Himself having “canceled” the idea of ever writing another work of fiction again gives way to wondering what his next essay collection might be about–dare one predict a compendium on the worsening of subsequent generations? For the question now is: What will Easton Ellis have to say about Generation Z? For fuck’s sake, it better be at least as damning and unimpressed as whatever actor he keeps referring to in the book that didn’t actually really like Easton Ellis so much as wanted a part in whatever movie project he was working on that any millennial could have made were they, too, coasting on the luck of a manuscript miraculously published before the oversaturation of middleground competition. Don’t feel too bad for BEE being rejected by this actor though, for there’s a certain “dark David Sedaris” quality to the way in which he’s constantly referencing his millennial boyfriend, who may or may not stay with him after this lashing.

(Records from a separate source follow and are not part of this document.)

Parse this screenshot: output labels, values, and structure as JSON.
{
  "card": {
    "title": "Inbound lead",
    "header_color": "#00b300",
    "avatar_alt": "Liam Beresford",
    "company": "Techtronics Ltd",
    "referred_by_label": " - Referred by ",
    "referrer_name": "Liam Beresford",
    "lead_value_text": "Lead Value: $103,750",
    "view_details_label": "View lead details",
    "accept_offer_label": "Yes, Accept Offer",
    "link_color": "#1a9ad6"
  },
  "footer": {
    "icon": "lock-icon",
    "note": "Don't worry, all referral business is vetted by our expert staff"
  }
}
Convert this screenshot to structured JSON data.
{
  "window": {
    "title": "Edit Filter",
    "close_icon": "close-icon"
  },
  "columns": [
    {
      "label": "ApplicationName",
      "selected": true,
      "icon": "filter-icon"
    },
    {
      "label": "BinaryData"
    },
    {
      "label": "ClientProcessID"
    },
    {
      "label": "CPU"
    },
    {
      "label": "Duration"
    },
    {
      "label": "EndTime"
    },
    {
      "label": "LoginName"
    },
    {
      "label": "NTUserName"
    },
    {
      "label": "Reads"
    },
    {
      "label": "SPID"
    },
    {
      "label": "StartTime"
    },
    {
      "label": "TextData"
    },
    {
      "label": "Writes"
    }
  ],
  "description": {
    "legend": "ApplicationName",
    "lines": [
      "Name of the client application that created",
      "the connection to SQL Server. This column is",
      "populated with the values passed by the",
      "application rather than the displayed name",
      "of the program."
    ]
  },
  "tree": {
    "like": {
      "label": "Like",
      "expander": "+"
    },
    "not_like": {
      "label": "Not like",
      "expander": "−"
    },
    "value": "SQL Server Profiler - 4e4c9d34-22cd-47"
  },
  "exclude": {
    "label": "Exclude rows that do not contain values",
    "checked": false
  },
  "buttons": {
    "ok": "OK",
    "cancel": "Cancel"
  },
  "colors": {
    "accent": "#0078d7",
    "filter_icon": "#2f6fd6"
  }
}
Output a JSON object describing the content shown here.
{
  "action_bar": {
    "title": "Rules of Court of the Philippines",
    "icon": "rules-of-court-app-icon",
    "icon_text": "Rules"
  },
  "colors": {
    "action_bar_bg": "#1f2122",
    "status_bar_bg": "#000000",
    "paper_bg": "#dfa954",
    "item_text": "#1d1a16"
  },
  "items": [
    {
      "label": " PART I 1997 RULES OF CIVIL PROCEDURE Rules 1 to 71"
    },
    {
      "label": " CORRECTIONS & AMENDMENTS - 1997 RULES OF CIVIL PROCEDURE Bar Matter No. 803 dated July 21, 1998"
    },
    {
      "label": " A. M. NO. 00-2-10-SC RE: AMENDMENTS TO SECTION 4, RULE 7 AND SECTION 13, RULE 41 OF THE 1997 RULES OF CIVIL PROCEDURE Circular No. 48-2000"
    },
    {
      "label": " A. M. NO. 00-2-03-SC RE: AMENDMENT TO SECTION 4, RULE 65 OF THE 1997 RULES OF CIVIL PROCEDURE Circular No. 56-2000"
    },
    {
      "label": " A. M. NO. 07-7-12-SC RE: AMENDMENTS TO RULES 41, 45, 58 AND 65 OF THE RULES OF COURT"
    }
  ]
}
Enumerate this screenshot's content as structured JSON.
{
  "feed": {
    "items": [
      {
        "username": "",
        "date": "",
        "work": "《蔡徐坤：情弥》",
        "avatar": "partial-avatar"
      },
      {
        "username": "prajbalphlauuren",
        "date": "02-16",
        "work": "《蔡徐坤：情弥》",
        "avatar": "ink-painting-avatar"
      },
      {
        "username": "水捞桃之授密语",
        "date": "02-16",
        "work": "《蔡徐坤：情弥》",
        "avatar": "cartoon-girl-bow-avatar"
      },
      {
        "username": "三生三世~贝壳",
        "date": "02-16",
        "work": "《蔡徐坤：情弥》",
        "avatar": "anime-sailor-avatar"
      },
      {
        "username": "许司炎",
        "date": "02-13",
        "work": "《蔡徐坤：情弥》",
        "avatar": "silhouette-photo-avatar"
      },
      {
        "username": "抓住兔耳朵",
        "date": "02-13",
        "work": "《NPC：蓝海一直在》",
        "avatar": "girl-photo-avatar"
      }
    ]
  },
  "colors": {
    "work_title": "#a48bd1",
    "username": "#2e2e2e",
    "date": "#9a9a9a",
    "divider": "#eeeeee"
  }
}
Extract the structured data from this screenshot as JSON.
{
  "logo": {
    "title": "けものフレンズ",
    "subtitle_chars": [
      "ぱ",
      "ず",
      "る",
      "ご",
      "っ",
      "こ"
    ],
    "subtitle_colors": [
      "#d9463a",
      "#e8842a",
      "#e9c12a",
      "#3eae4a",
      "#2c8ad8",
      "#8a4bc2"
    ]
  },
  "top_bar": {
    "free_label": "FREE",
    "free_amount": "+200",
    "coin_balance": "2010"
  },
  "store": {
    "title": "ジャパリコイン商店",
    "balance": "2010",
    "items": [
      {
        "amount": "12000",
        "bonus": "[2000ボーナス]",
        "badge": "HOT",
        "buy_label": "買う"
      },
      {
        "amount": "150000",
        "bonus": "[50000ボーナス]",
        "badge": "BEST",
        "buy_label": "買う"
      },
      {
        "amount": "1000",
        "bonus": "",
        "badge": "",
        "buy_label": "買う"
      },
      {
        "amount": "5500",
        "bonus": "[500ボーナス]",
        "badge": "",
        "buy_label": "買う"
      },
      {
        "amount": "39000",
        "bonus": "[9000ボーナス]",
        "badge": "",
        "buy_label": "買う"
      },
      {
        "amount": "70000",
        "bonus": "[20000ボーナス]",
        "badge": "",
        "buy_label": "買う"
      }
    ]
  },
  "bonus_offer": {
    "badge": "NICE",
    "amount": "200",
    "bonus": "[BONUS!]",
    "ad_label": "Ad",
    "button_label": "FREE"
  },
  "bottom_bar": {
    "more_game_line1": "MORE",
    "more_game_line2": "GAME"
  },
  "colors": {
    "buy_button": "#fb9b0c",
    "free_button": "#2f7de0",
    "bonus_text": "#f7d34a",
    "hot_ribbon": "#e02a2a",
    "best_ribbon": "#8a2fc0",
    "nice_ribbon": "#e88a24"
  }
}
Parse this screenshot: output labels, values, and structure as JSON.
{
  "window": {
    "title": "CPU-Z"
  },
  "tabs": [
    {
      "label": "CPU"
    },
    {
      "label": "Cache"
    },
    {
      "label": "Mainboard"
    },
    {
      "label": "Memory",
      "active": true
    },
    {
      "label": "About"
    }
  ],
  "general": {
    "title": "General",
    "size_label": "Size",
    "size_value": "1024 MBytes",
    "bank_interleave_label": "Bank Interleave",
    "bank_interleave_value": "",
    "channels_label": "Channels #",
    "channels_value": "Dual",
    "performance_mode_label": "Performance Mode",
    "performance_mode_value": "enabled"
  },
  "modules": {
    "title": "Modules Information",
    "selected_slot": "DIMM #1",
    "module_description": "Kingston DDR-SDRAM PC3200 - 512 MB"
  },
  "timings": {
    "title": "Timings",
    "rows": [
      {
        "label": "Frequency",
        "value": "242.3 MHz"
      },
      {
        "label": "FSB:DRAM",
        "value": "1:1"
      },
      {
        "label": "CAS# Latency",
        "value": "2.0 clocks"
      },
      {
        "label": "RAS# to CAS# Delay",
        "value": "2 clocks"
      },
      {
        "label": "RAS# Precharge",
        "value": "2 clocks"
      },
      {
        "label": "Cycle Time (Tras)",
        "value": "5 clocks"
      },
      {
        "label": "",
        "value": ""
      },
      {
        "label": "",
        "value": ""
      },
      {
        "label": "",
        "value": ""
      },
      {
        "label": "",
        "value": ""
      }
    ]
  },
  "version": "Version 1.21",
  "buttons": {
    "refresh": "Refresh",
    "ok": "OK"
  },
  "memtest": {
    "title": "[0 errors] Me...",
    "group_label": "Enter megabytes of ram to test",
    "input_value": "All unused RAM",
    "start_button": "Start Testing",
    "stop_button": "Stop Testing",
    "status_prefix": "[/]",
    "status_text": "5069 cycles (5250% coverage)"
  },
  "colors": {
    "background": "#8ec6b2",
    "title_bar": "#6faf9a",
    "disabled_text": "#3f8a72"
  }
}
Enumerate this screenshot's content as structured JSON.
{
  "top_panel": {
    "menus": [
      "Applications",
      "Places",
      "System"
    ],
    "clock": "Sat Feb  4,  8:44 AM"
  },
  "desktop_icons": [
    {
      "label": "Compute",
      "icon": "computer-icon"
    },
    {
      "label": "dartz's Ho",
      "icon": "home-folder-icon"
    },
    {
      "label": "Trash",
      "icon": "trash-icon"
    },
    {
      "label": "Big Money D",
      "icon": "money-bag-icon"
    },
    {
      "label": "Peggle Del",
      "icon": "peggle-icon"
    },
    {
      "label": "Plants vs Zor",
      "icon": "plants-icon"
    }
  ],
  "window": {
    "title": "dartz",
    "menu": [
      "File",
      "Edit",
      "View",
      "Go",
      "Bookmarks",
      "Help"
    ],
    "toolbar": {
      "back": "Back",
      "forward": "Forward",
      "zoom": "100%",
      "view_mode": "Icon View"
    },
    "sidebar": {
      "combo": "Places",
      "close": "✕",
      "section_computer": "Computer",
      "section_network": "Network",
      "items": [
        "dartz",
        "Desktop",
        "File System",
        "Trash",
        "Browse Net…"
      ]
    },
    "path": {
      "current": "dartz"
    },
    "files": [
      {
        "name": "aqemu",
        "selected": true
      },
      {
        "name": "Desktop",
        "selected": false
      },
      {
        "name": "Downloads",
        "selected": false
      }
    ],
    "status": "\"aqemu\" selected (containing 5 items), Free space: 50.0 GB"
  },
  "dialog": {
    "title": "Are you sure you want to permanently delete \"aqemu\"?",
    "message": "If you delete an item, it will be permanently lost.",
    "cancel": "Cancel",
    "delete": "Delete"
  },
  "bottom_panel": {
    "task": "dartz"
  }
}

At the beginning of the book, Easton Ellis wields a quote from Janet Malcolm that asserts, “Hypocrisy is the grease that keeps society functioning in an agreeable way.” Reading what follows is almost like Easton Ellis trolling millennials by himself engaging in some of that hypocrisy, for, despite all his attempts at appearing “hardened” and “well-adjusted,” he’s clearly just a teddy bear still suffering. Yet he is convinced that millennials are the ones who have taken more poetic Gen X suffering to new heights as he ruminates, “It seems people no longer want to learn from past traumas by navigating through them and examining them in their context, by striving to understand them, break them down, put them to rest and move on. To do this can be complicated and takes a lot of effort, but you would think someone in that much pain would try to figure out how to lessen it, however great the cost, instead of flinging it at others expecting them to automatically sympathize with you and not recoil with irritation and disgust.” Of course, BEE is obviously flinging his own pain and proverbial “beef” with the world at us, harkening back to that intro quote about hypocrisy. But like Sean Bateman said, “Rock n’ roll. Deal with it.”